*Ladybird
**Drop of water

In the early nineteen fifties, CitroŽn's range comprised two models - the 2CV and the Traction, shortly to be replaced by the DS.

Work was underway to plug this gap - there were two projects, one based on the 2CV resulted in the Ami 6 while the other, the C models (C1 - C10) shown here, regrettably was never launched.

In 1953, Andrť LefŤbvre thought to develop a vehicle that would be more modern and more compact than the 2CV and to this end, the C range of prototypes were developed, ranging from C1 in 1955 through to C10 in 1956.

C1 above and below featured gullwing doors
Right - scale model to explore the aurodynamics

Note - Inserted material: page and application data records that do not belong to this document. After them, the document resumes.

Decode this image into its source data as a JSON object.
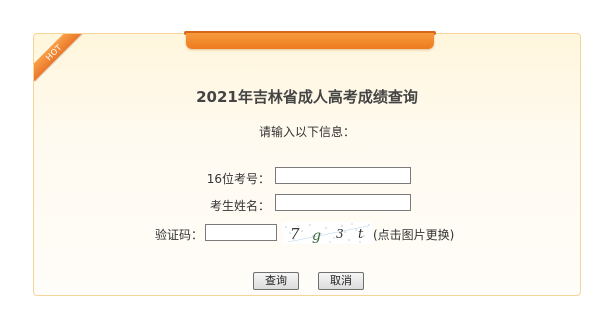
{
  "panel": {
    "badge": "HOT",
    "title": "2021年吉林省成人高考成绩查询",
    "subtitle": "请输入以下信息："
  },
  "form": {
    "exam_number_label": "16位考号：",
    "exam_number_value": "",
    "name_label": "考生姓名：",
    "name_value": "",
    "captcha_label": "验证码：",
    "captcha_value": "",
    "captcha_image_text": "7g3t",
    "captcha_hint": "(点击图片更换)"
  },
  "buttons": {
    "query": "查询",
    "cancel": "取消"
  },
  "colors": {
    "accent_orange": "#ee7a1f",
    "panel_border": "#f5d59a",
    "panel_background": "#fff6dc"
  }
}
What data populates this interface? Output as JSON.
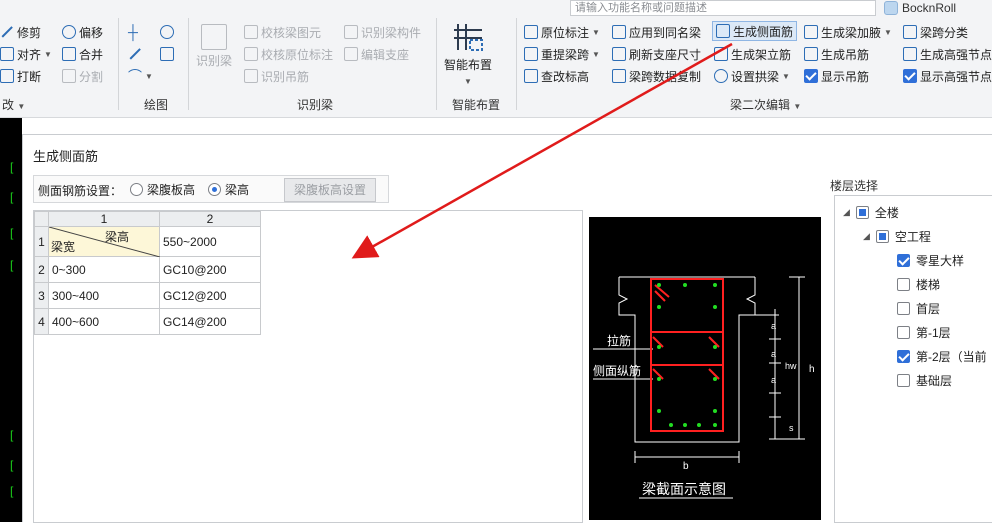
{
  "topbar": {
    "search_placeholder": "请输入功能名称或问题描述",
    "username": "BocknRoll"
  },
  "ribbon": {
    "edit": {
      "trim": "修剪",
      "offset": "偏移",
      "align": "对齐",
      "merge": "合并",
      "break": "打断",
      "split": "分割",
      "group_label": "改"
    },
    "draw": {
      "group_label": "绘图"
    },
    "identify": {
      "identify_beam": "识别梁",
      "check_beam": "校核梁图元",
      "check_origin": "校核原位标注",
      "identify_hanger": "识别吊筋",
      "identify_member": "识别梁构件",
      "edit_support": "编辑支座",
      "group_label": "识别梁"
    },
    "smart": {
      "smart_layout": "智能布置",
      "group_label": "智能布置"
    },
    "secondary": {
      "origin_mark": "原位标注",
      "apply_same": "应用到同名梁",
      "gen_side_bar": "生成侧面筋",
      "gen_haunch": "生成梁加腋",
      "span_class": "梁跨分类",
      "reextract_span": "重提梁跨",
      "refresh_support": "刷新支座尺寸",
      "gen_erect_bar": "生成架立筋",
      "gen_hanger": "生成吊筋",
      "gen_strengthen": "生成高强节点",
      "check_elev": "查改标高",
      "copy_span_data": "梁跨数据复制",
      "set_arch": "设置拱梁",
      "show_hanger": "显示吊筋",
      "show_strengthen": "显示高强节点",
      "group_label": "梁二次编辑"
    }
  },
  "dialog": {
    "title": "生成侧面筋",
    "setting_label": "侧面钢筋设置：",
    "radio_web": "梁腹板高",
    "radio_height": "梁高",
    "web_setting_button": "梁腹板高设置",
    "table": {
      "col_headers": [
        "1",
        "2"
      ],
      "corner_top": "梁高",
      "corner_bottom": "梁宽",
      "header_value": "550~2000",
      "rows": [
        {
          "num": "2",
          "width": "0~300",
          "bar": "GC10@200"
        },
        {
          "num": "3",
          "width": "300~400",
          "bar": "GC12@200"
        },
        {
          "num": "4",
          "width": "400~600",
          "bar": "GC14@200"
        }
      ],
      "first_row_num": "1"
    },
    "diagram": {
      "tie_label": "拉筋",
      "side_label": "侧面纵筋",
      "caption": "梁截面示意图",
      "dim_a": "a",
      "dim_hw": "hw",
      "dim_h": "h",
      "dim_s": "s",
      "dim_b": "b"
    },
    "floor": {
      "title": "楼层选择",
      "items": [
        {
          "label": "全楼",
          "state": "partial"
        },
        {
          "label": "空工程",
          "state": "partial"
        },
        {
          "label": "零星大样",
          "state": "checked"
        },
        {
          "label": "楼梯",
          "state": "unchecked"
        },
        {
          "label": "首层",
          "state": "unchecked"
        },
        {
          "label": "第-1层",
          "state": "unchecked"
        },
        {
          "label": "第-2层（当前",
          "state": "checked"
        },
        {
          "label": "基础层",
          "state": "unchecked"
        }
      ]
    }
  },
  "colors": {
    "accent": "#2f6fd8",
    "arrow": "#e01b1b",
    "rebar": "#ff2020",
    "stirrup_dot": "#22dd22"
  }
}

The C was a front wheel drive design (using the A Series flat twin), housed in an ultra lightweight (382 kg), aerodynamic body with DS style wide front track and narrow rear track.

Shaped like a drop of water - tapering in all three planes towards the rear and employing aircraft construction techniques to ensure low weight, it looked not unlike a flattened, widened Messerschmitt bubble car, even down to the aircraft canopy glasshouse.

Below C8 "discovered" in a barn in Fertť-Vidame in the eighties.

The "glasswork'" was made of perspex and since this material can be easily scratched, the car had no windscreen wipers. Instead, the windscreen could be wound down thereby allowing the driver to see through a slot. Careful attention to aerodynamics meant that no rain or snow entered the cabin. 

Above the C10 was fitted with hydropneumatic suspension and the doors were two part - a gullwing window section and "conventional" half doors.

The decision was taken to proceed with the "conventional" looking Ami 6.

The Ami 6 was always viewed as a temporary stopgap solution to the chasm between the 2CV and the DS - a chasm that was not really filled until the launch of the GS.

Having rejected the Cocinelle, work started on the C60 project to fill this gap.

The Coccinelle was displayed at the Classic Motor Show 2009

© 1996 Julian Marsh